FROM GUINEA TO EDESIA Shipping supervisor Andrew Kamara.
In the North End of Providence, in a small factory not far from a set of train tracks and a Walmart, a new non-profit is taking up an immodest mission: ending world hunger.
Daunting, yes, but Navyn Salem, the 38-year-old Barrington mother who built the organization from scratch, is a relentless voice for the poor.
"Once you see how fragile the children are, you can never walk away and not do anything about it,'' says Salem. "It wasn't something I could turn my back on."
If all goes as planned, Edesia: Global Nutrition Services will distribute its product — a sticky, sweet-tasting vitamin-packed peanut butter paste hailed as a miracle food — to half a million hungry children by the spring.
It would be a first blow, for the group, against a problem so immense, so stubborn, as to almost be forgotten by many in the West.
The sad fact is that 195 million children suffer from malnutrition, an illness that not only kills, but also turns survivors into weak and stunted adults with such severe health problems they cannot thrive.

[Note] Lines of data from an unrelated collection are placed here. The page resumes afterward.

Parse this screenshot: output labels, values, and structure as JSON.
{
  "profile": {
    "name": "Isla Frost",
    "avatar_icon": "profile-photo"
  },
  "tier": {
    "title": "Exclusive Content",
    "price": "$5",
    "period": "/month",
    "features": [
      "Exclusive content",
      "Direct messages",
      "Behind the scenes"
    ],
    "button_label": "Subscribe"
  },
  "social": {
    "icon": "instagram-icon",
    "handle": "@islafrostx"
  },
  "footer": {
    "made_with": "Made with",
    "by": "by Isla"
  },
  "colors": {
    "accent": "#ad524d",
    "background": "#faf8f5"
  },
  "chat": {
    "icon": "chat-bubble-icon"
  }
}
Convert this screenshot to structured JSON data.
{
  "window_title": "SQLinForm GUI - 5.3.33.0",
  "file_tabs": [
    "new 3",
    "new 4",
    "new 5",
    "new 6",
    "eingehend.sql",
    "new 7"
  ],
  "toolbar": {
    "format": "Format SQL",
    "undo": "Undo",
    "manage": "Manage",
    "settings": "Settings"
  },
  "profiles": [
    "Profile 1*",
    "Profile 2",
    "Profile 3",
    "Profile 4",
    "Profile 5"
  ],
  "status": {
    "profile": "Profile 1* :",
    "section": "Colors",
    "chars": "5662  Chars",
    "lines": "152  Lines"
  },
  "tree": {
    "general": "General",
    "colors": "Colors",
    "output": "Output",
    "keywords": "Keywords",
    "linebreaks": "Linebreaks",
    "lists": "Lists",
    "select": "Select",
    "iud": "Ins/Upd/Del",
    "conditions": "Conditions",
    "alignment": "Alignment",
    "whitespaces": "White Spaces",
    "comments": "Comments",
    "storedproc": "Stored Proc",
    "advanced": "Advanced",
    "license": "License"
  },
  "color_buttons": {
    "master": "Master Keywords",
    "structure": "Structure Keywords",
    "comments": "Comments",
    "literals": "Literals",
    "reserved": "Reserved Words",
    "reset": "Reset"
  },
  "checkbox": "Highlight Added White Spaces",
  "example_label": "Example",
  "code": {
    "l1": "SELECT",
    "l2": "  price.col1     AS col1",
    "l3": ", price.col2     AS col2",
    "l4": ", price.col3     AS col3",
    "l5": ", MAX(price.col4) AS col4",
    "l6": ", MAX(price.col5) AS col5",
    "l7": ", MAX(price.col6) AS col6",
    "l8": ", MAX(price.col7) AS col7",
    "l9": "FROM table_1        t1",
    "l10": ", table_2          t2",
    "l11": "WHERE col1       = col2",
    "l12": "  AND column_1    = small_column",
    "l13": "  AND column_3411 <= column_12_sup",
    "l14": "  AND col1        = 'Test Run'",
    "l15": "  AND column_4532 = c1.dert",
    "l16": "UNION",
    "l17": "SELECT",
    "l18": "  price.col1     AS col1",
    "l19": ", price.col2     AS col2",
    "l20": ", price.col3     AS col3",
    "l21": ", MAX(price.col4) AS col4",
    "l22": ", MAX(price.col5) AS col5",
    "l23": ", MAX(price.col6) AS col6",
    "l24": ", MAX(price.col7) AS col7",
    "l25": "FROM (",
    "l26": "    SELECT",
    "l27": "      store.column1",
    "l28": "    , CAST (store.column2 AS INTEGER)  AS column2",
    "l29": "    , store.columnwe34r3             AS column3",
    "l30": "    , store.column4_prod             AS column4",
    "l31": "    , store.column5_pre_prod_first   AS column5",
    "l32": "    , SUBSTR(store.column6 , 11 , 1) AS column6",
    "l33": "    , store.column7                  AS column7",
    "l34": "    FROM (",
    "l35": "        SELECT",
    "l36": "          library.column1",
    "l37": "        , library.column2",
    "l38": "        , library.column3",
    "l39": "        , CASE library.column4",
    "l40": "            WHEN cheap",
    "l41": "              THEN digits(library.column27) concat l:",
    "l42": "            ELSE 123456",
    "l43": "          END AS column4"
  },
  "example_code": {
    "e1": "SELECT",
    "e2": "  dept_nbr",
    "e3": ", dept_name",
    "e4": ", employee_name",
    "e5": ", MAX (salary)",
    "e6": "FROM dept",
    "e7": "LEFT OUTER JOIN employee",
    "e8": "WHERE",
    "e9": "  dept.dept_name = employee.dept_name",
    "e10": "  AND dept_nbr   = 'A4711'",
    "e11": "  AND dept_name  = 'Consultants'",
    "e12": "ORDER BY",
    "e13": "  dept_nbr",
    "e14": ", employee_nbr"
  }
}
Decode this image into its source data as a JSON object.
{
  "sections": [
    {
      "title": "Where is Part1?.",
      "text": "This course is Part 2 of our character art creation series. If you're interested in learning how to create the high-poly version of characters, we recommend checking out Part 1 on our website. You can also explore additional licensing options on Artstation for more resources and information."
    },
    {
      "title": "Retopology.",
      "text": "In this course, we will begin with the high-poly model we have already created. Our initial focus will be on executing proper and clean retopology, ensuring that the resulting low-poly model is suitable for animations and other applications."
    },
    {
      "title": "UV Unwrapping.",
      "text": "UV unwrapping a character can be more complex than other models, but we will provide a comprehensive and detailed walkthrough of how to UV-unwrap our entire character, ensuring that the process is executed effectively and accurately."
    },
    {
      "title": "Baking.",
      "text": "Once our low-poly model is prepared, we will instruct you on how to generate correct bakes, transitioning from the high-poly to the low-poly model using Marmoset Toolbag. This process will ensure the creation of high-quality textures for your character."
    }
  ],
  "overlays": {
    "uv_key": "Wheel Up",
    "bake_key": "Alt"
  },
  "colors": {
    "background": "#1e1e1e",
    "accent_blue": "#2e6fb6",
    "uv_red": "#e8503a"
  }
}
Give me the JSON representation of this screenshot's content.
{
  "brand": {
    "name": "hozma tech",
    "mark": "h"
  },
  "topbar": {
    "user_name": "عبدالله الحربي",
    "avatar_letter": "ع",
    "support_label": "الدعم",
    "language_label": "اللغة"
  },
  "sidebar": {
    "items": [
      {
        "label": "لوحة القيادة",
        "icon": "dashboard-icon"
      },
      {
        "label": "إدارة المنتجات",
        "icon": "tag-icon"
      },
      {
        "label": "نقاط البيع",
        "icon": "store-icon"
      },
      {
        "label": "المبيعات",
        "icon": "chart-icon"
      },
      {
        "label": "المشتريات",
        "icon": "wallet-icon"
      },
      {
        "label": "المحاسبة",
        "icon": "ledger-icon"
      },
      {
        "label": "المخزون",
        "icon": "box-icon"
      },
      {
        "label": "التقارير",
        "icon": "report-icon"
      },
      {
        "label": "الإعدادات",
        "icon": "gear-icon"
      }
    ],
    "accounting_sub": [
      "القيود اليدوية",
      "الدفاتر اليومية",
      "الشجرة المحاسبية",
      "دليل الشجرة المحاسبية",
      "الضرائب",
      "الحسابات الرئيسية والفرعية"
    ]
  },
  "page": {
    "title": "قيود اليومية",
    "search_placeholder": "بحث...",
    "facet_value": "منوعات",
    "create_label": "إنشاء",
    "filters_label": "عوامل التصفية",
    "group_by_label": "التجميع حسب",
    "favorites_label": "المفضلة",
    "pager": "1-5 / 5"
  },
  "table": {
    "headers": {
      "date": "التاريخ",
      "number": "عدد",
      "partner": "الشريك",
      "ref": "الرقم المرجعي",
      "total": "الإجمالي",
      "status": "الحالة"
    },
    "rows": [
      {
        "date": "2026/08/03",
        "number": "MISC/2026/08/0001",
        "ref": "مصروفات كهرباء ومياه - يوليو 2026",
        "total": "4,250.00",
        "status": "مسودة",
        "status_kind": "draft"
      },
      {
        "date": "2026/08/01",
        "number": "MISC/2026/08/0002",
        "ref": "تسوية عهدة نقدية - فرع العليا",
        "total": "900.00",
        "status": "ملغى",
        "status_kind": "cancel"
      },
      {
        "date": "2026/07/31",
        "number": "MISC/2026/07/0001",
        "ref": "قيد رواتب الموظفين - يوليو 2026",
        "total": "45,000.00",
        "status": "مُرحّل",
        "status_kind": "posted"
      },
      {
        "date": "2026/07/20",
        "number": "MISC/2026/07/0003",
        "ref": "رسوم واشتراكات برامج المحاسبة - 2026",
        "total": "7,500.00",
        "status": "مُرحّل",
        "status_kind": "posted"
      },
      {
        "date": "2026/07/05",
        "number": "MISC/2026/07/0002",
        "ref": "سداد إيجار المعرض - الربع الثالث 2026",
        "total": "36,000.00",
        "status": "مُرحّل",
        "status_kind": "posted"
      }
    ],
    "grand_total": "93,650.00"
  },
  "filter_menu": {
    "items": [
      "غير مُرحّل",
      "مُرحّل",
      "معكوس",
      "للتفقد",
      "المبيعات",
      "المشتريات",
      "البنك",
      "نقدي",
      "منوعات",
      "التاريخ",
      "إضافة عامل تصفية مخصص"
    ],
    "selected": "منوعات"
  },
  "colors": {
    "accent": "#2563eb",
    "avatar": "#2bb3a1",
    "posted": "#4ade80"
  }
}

Ponder these numbers over your chicken dinner: malnutrition is responsible for a third of all deaths of children 5 and under; lack of food stunts 178 million children; and 24 countries bear 80 percent of the burden of malnutrition, including the top five: Afghanistan, Bangladesh, Pakistan, India, and Nepal.
"It's awful," Salem says. "There are hundreds of thousands of kids who are so close to death, and we know how to fix it."
For Salem, the answer is Plumpy'nut and its similar lines, all gooey pastes that she and her staff — a diverse bunch from 22 countries — make by the ton at a pristine factory in a former office building on Royal Little Drive.
The daughter of a Tanzanian father of Indian descent who moved to this country when he was 22 and an American mother, Salem learned about the devastation of malnutrition during a trip three years ago to her father's homeland, where more than a third of the people are stunted because they don't get enough to eat.
She wanted to do something, but what? She read books about relief doctors and traveled to Rwanda to see poverty for herself and concluded that the biggest killer wasn't AIDS, malaria, or tuberculosis, but malnutrition, which, to her, was tragic because it meant children weren't getting our most basic human need: food.
Edesia was a natural progression. Salem used her own money and a federal grant to jumpstart the factory, which makes the paste on site, grinding the peanuts and squirting the product into foil packets that are boxed and shipped overseas. (Salem's husband, Paul Salem, is a Brown University graduate and senior managing director in Providence Equity Partners, a leading global private equity firm.)
Her first shipment went to Haiti after the earthquake, and a short time later victims of Niger's drought received food. More boxes were air-lifted into flood-ravaged Pakistan just last week. The goal is to distribute Plumpy'nut, as well as Supplementary'Plumpy, Plump'doz, and Nutributter, to 500,000 children by April 1.
You can thank the French for Plumpy'nut.